Andrea Ferraris and Matteo Uggeri – Autumn is Coming We’re All in Slow Motion
Experimental music, by its very nature, is often unconcerned with melody; other qualities of sound and music are explored, taken apart and reconstructed with the intent of presenting the listener with surprising new ways to engage with the listening experience. Many commendable aural experiences have been produced by mere tweaking of single variables within sound; much of the ambient canon relies on a relatively minimal bag of tricks. It is, however, clear from the outset that “Autumn is Coming…” is a very different beast indeed.
Andrea Ferraris and Matteo Uggeri have crafted an album that is as much concerned with homespun melody as it is with inspired experimentation. The tension between these opposing forces has been perfectly calibrated to provide a delightfully balanced and engaging collection of tracks.
Ferraris and Uggeri push field recordings to the fore and every track is concerned with the interplay between the sounds of the world around us and acoustic instrumentation. The true magic of this album is the way that both of these elements are integrated through finely judged electronic manipulation. Field recordings subtly morph to reflect musical patterns, loop to develop rhythmic accompaniment or wax and wane to provide moments of introspective focus on the melodic elements. Likewise, the guitar, piano, cello and voices that make up the bulk of the melodic components are subjected to an array of manipulative tricks that allow them to dance, stutter, dissolve and expand within the frame provided by the field recordings. There is not a note or sound out of place across any of the tracks which range from mournful cello-led laments, through expansive vocal ambience, to intimate plucked guitar pieces. This collection of approaches prevents the album from becoming bogged down in any one style, yet there is an unmistakeable unity to the pieces here – a real coherence amongst the variety on display. Full info
Andrew Hargreaves – Defragment
Fragility is a beautiful thing. Like the delicate nature of a spiders web, built so immaculately, or the innocence of a child yet to experience the world. Things that can so easily be taken away or destroyed; things that have an inevitable tragedy are seductive and heart breaking. “Defragment” by Andrew Hargreaves is exactly this; seductive and heart breaking. It’s achingly beautiful and impossibly charming, yet sounds so fragile and ready to break and fall to pieces at any given moment.
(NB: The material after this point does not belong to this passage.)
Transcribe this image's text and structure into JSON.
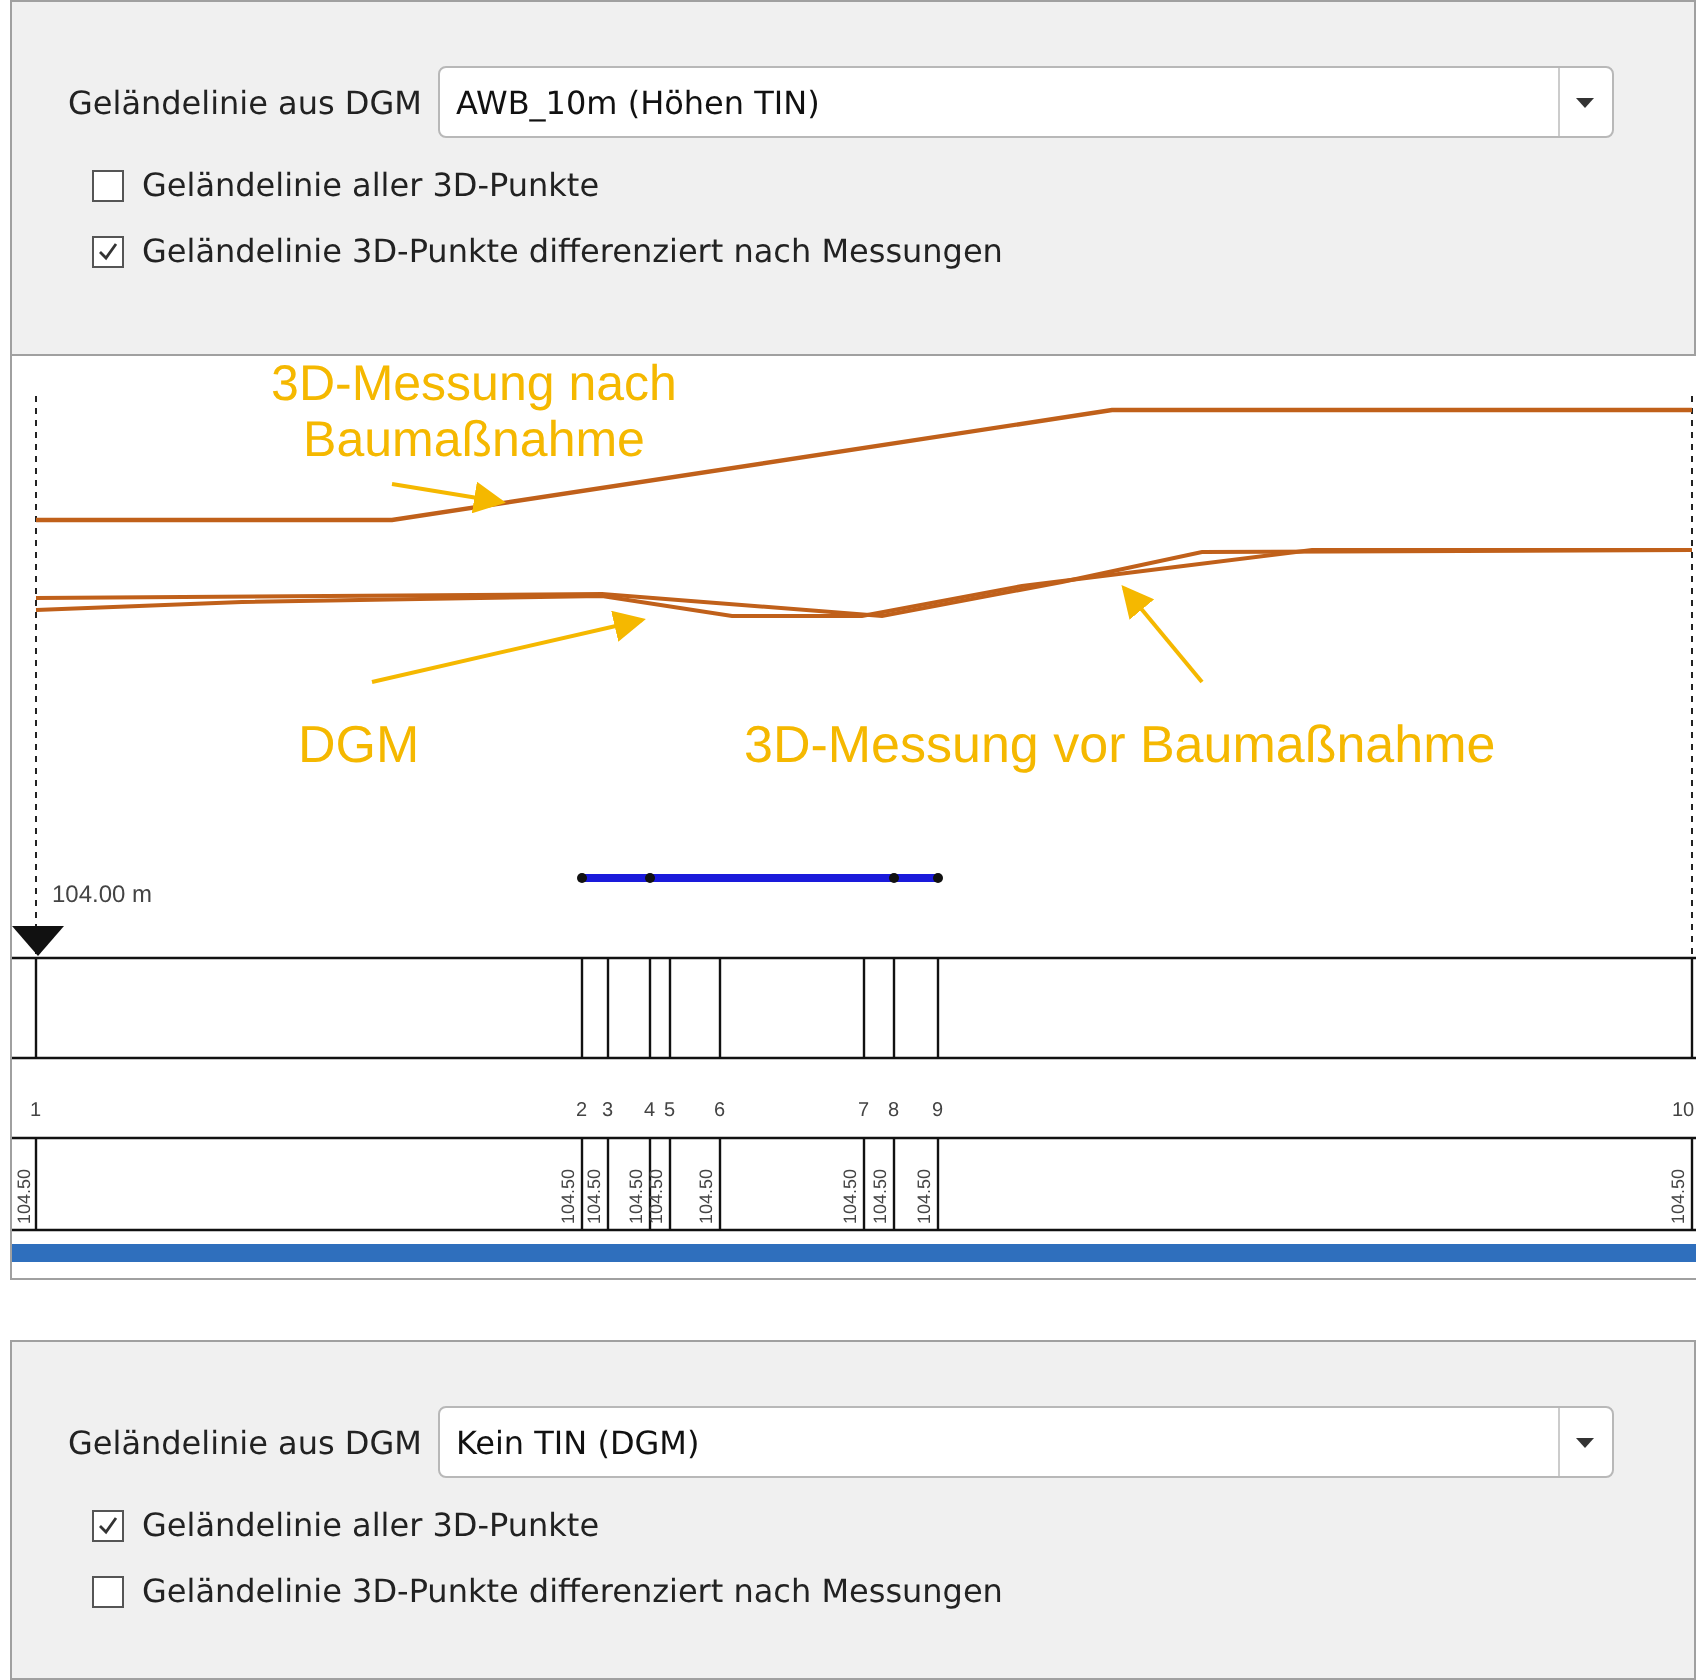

It’s like a snowflake gracefully floating downwards, settling and then slowly evaporating into the ground; both joyous and sad all at once.
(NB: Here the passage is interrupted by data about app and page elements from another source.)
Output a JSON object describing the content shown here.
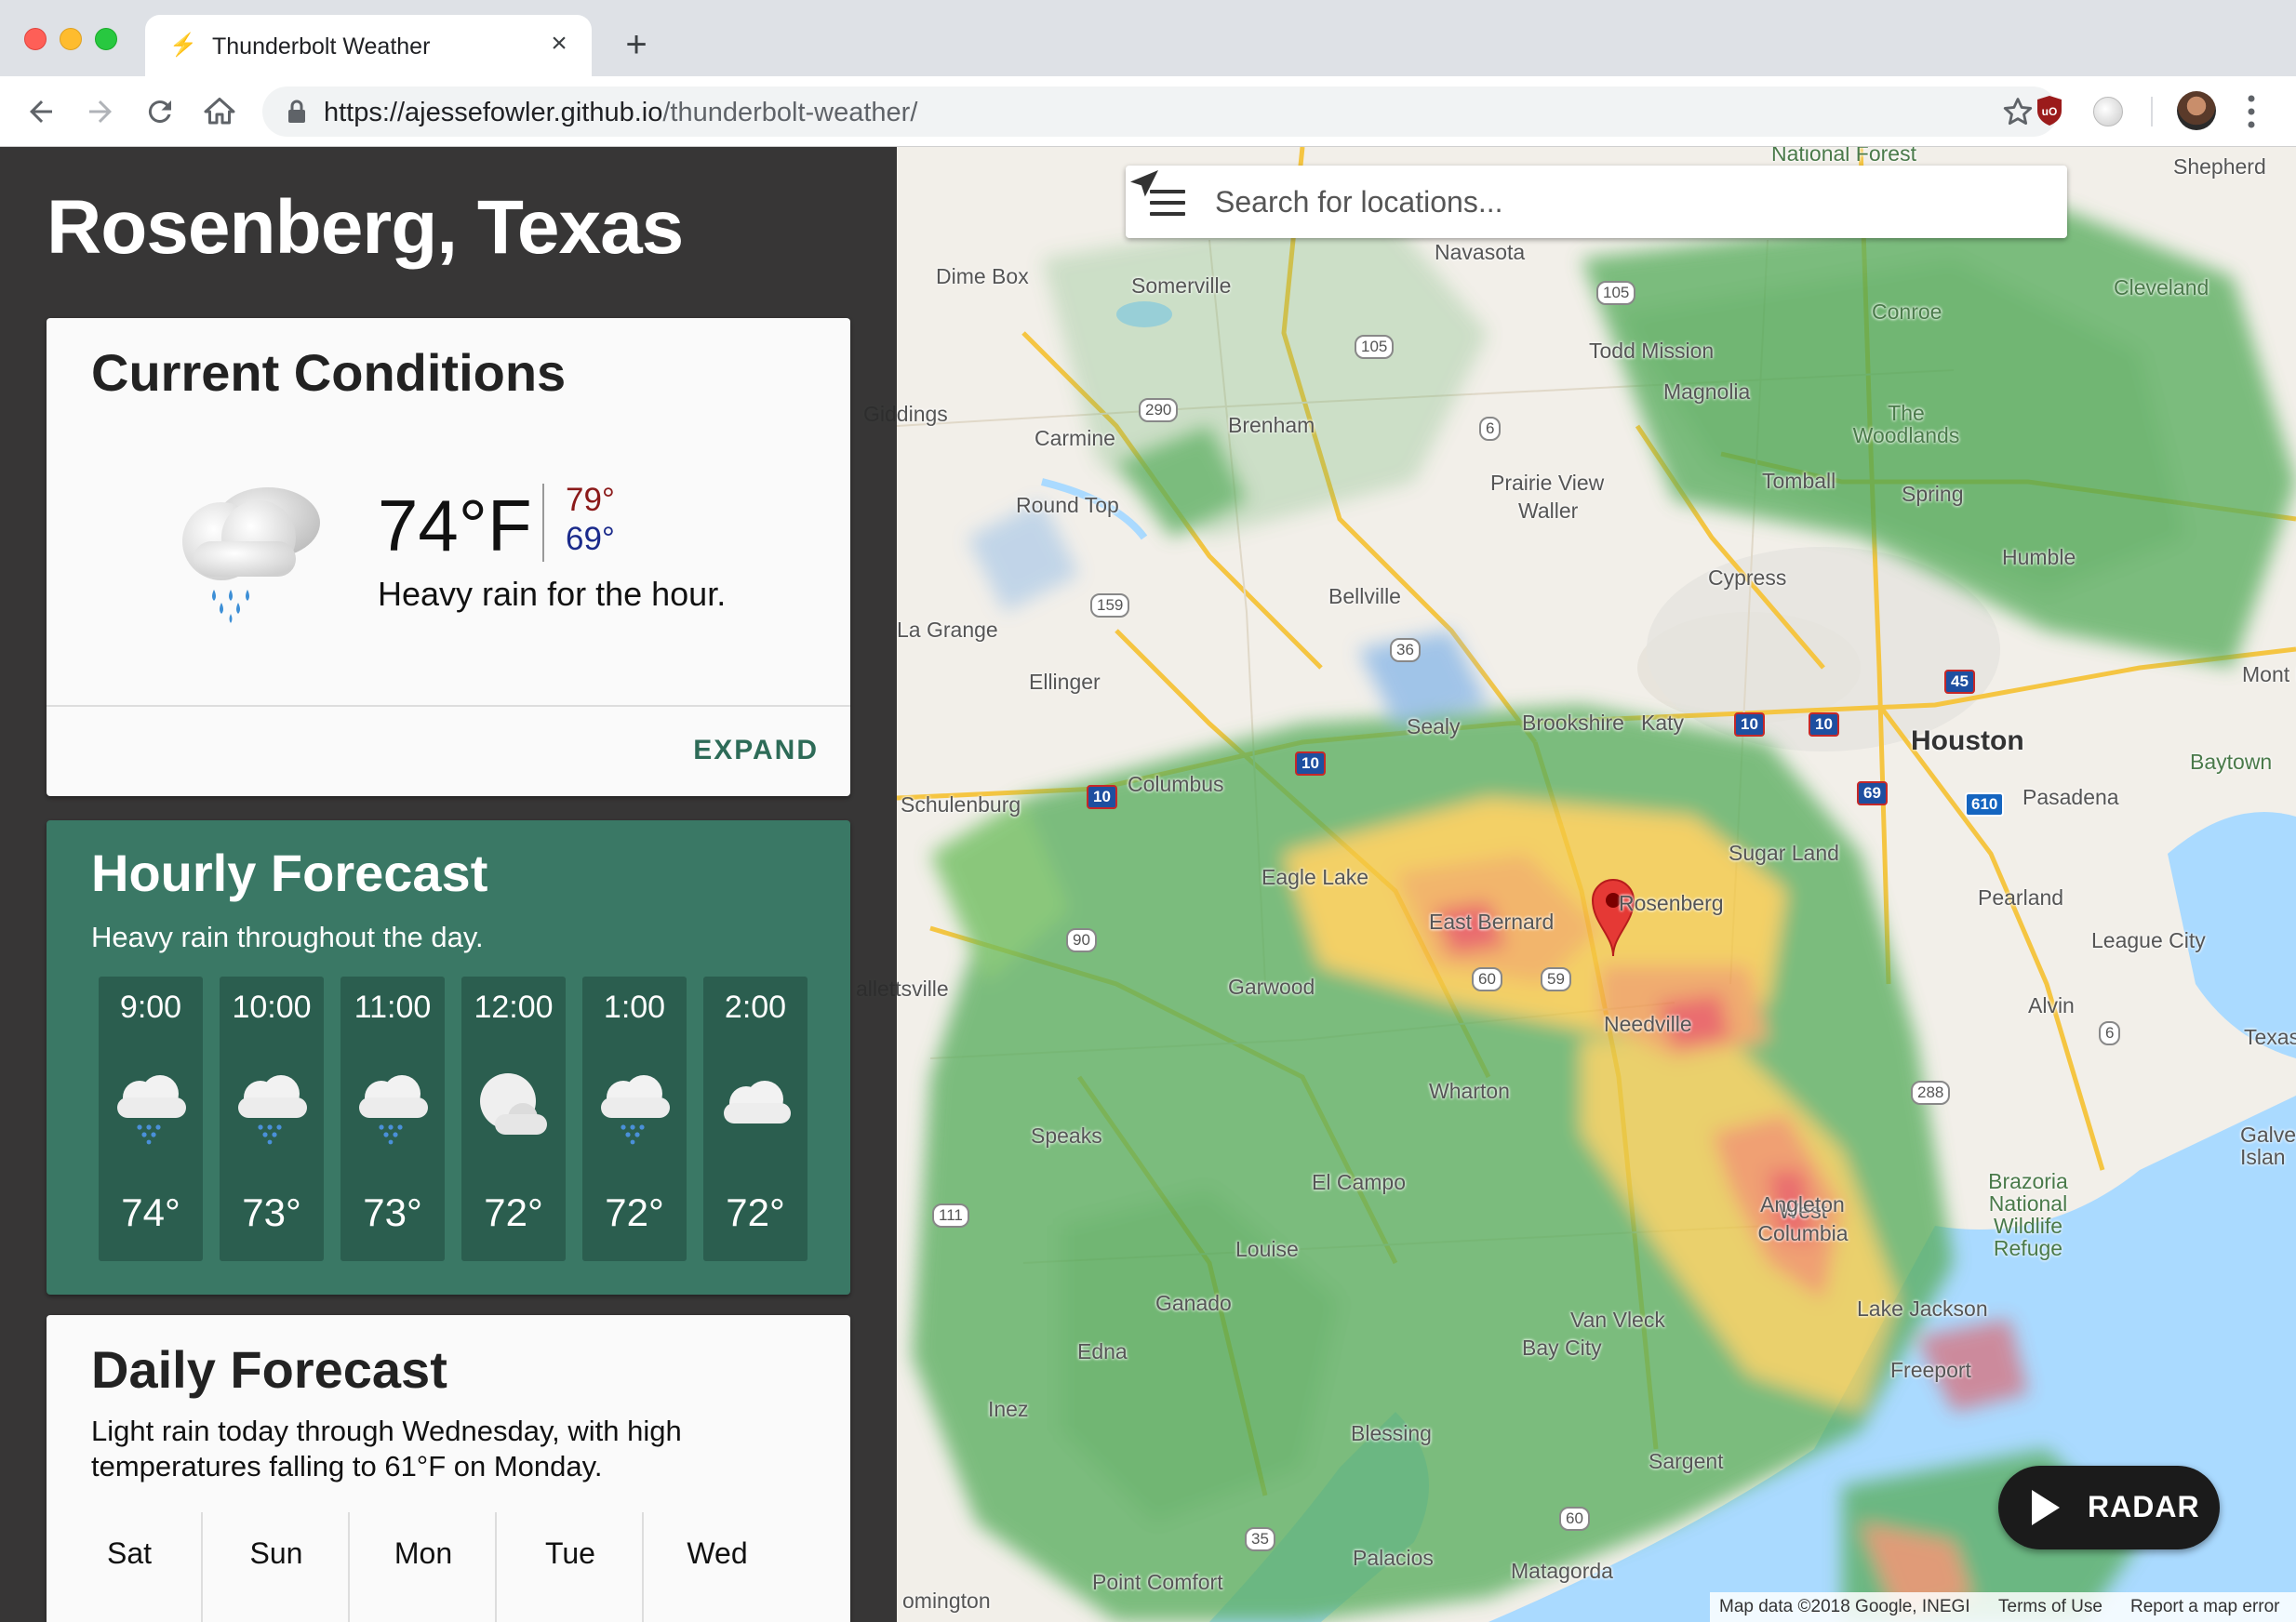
{
  "browser": {
    "tab_title": "Thunderbolt Weather",
    "url_host": "https://ajessefowler.github.io",
    "url_path": "/thunderbolt-weather/"
  },
  "search": {
    "placeholder": "Search for locations..."
  },
  "location": {
    "title": "Rosenberg, Texas"
  },
  "current": {
    "title": "Current Conditions",
    "temp": "74°F",
    "high": "79°",
    "low": "69°",
    "summary": "Heavy rain for the hour.",
    "icon": "rain-icon",
    "expand_label": "EXPAND"
  },
  "hourly": {
    "title": "Hourly Forecast",
    "summary": "Heavy rain throughout the day.",
    "hours": [
      {
        "time": "9:00",
        "temp": "74°",
        "icon": "rain-icon"
      },
      {
        "time": "10:00",
        "temp": "73°",
        "icon": "rain-icon"
      },
      {
        "time": "11:00",
        "temp": "73°",
        "icon": "rain-icon"
      },
      {
        "time": "12:00",
        "temp": "72°",
        "icon": "partly-cloudy-night-icon"
      },
      {
        "time": "1:00",
        "temp": "72°",
        "icon": "rain-icon"
      },
      {
        "time": "2:00",
        "temp": "72°",
        "icon": "cloudy-icon"
      }
    ]
  },
  "daily": {
    "title": "Daily Forecast",
    "summary": "Light rain today through Wednesday, with high temperatures falling to 61°F on Monday.",
    "days": [
      {
        "name": "Sat",
        "icon": "sun-icon"
      },
      {
        "name": "Sun",
        "icon": "sun-icon"
      },
      {
        "name": "Mon",
        "icon": "cloudy-icon"
      },
      {
        "name": "Tue",
        "icon": "cloudy-icon"
      },
      {
        "name": "Wed",
        "icon": "cloudy-icon"
      }
    ]
  },
  "radar_button": {
    "label": "RADAR"
  },
  "map": {
    "attribution": "Map data ©2018 Google, INEGI",
    "terms": "Terms of Use",
    "report": "Report a map error",
    "places": {
      "houston": "Houston",
      "pasadena": "Pasadena",
      "sugar_land": "Sugar Land",
      "pearland": "Pearland",
      "league_city": "League City",
      "rosenberg": "Rosenberg",
      "sealy": "Sealy",
      "brookshire": "Brookshire",
      "katy": "Katy",
      "columbus": "Columbus",
      "eagle_lake": "Eagle Lake",
      "east_bernard": "East Bernard",
      "needville": "Needville",
      "wharton": "Wharton",
      "el_campo": "El Campo",
      "west_columbia": "West Columbia",
      "navasota": "Navasota",
      "somerville": "Somerville",
      "dime_box": "Dime Box",
      "todd_mission": "Todd Mission",
      "magnolia": "Magnolia",
      "conroe": "Conroe",
      "the_woodlands": "The Woodlands",
      "tomball": "Tomball",
      "spring": "Spring",
      "humble": "Humble",
      "cypress": "Cypress",
      "brenham": "Brenham",
      "carmine": "Carmine",
      "round_top": "Round Top",
      "prairie_view": "Prairie View",
      "waller": "Waller",
      "bellville": "Bellville",
      "la_grange": "La Grange",
      "ellinger": "Ellinger",
      "schulenburg": "Schulenburg",
      "garwood": "Garwood",
      "speaks": "Speaks",
      "louise": "Louise",
      "ganado": "Ganado",
      "edna": "Edna",
      "inez": "Inez",
      "blessing": "Blessing",
      "palacios": "Palacios",
      "point_comfort": "Point Comfort",
      "matagorda": "Matagorda",
      "van_vleck": "Van Vleck",
      "bay_city": "Bay City",
      "sargent": "Sargent",
      "lake_jackson": "Lake Jackson",
      "freeport": "Freeport",
      "angleton": "Angleton",
      "alvin": "Alvin",
      "texas_city": "Texas",
      "galveston": "Galves Islan",
      "baytown": "Baytown",
      "mont_belvieu": "Mont B",
      "cleveland": "Cleveland",
      "shepherd": "Shepherd",
      "giddings": "Giddings",
      "brazoria": "Brazoria National Wildlife Refuge",
      "national_forest": "National Forest",
      "bloomington": "omington",
      "hallettsville": "allettsville"
    }
  }
}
For those who don’t know (such as me), Andrew Hargreaves is one half of The Boats. The Boats has been one of those names I’ve seen everywhere, followed by high praises, but I’ve never actually listened to them. If this solo album from Andrew is anything to go by, I will surely be delving into their catalogue as soon as I can.
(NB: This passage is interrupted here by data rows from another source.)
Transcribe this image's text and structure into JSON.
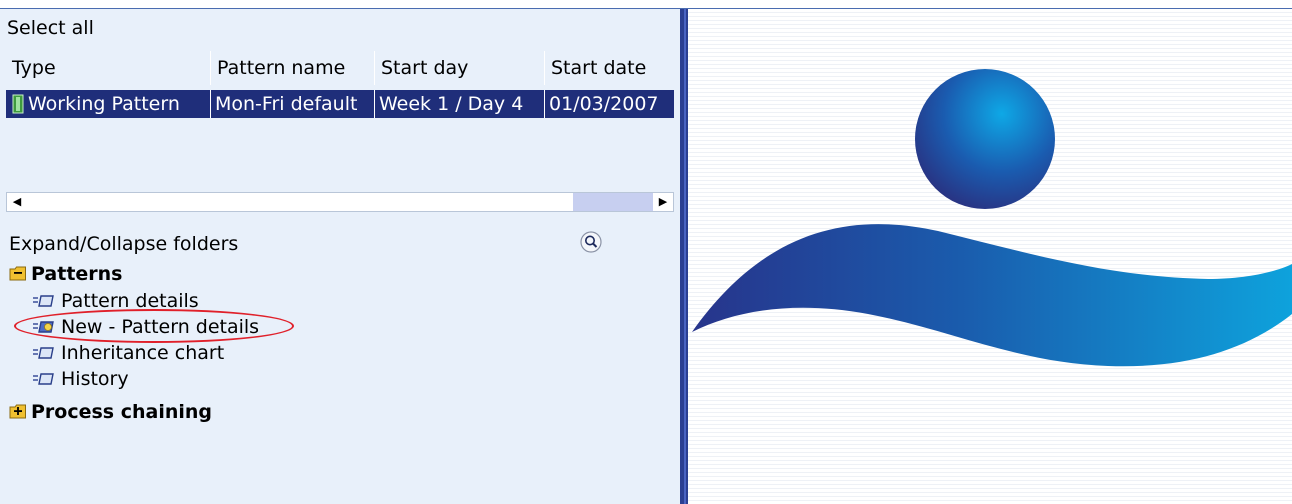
{
  "toolbar": {
    "select_all": "Select all"
  },
  "grid": {
    "columns": [
      "Type",
      "Pattern name",
      "Start day",
      "Start date"
    ],
    "rows": [
      {
        "type": "Working Pattern",
        "pattern_name": "Mon-Fri default",
        "start_day": "Week 1 / Day 4",
        "start_date": "01/03/2007"
      }
    ]
  },
  "scrollbar": {
    "left_arrow": "◀",
    "right_arrow": "▶"
  },
  "expand": {
    "label": "Expand/Collapse folders"
  },
  "tree": {
    "folders": [
      {
        "label": "Patterns",
        "state": "expanded",
        "items": [
          "Pattern details",
          "New - Pattern details",
          "Inheritance chart",
          "History"
        ]
      },
      {
        "label": "Process chaining",
        "state": "collapsed",
        "items": []
      }
    ]
  },
  "colors": {
    "selected_row": "#1f2e7a",
    "highlight_ellipse": "#e0202a",
    "divider": "#2b3f92",
    "panel_bg": "#e8f0fa"
  }
}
“Defragment” sees Andrew merging solo piano playing with sharp electronic flutters and stutters and occasional dub influenced beats and bass lines. The piano playing is stark and lo fi. Each note and motif is played out with a sense of purpose and is given just the right amount of space to breathe and play out so that the listener is fully submerged and engrossed in what is being played. On a handful of tracks Andrews piano playing and electronics are joined by the cello of Danny Norbury; most notably on the track entitled “Confusion in Consequence”, where it adds graceful warmth to contrast the otherwise cold music on this album. Full info